# What is required
Scan the records for the string "Minha" and copy every line that holds it.

------------

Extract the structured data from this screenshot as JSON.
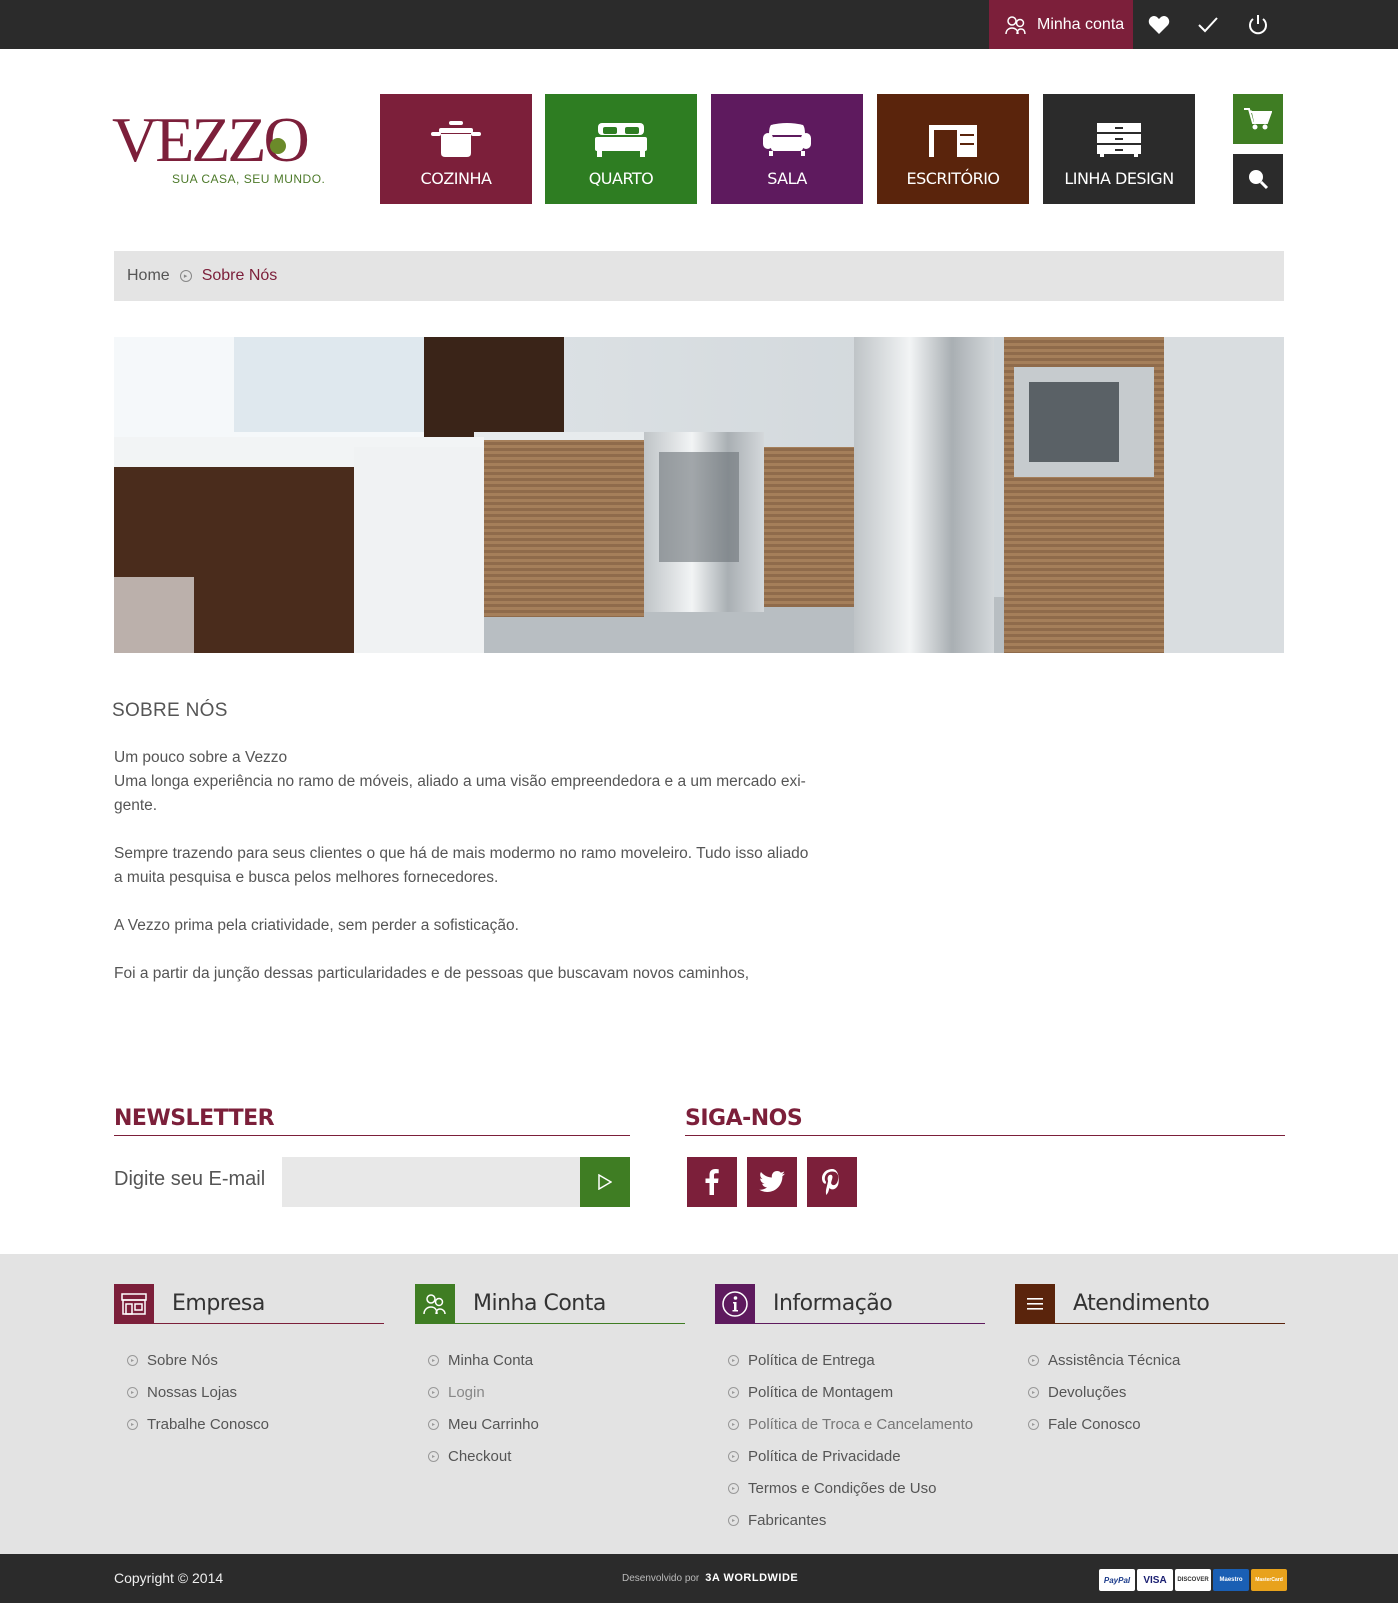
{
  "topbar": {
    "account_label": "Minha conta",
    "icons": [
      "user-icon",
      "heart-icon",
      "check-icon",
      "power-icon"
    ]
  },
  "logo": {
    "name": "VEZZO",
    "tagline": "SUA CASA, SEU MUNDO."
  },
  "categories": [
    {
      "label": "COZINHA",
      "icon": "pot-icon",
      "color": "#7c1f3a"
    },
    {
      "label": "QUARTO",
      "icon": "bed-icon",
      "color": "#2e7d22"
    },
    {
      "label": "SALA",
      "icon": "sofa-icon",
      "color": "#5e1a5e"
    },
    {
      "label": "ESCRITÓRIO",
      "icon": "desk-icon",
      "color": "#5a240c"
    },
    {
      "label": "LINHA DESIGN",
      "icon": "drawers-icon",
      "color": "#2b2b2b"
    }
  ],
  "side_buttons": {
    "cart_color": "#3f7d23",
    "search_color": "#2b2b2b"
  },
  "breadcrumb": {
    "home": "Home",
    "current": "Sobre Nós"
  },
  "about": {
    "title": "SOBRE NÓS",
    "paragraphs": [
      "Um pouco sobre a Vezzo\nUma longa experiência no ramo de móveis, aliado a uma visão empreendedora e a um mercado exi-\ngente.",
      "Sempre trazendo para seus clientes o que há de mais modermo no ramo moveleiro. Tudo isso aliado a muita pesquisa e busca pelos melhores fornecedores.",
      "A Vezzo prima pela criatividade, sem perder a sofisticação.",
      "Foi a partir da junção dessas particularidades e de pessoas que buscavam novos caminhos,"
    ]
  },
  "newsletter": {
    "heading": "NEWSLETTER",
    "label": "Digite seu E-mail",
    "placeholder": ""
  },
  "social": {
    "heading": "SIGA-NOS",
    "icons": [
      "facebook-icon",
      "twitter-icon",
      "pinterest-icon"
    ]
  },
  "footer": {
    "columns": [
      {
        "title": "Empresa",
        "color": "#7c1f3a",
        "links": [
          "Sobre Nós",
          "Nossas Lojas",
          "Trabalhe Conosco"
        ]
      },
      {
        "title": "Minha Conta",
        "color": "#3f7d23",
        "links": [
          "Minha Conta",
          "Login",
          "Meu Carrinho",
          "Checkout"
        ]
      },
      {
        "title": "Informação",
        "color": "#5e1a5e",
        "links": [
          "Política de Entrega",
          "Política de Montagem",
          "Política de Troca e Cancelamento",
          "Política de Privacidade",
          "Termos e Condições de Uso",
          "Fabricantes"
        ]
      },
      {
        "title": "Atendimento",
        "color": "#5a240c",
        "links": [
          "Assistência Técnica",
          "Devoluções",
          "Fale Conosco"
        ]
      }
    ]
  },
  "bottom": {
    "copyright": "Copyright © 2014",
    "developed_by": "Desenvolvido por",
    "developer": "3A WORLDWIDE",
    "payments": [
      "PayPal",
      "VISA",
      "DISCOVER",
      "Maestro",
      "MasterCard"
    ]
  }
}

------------

# Problem solution
    "account_label": "Minha conta",
        "title": "Minha Conta",
          "Minha Conta",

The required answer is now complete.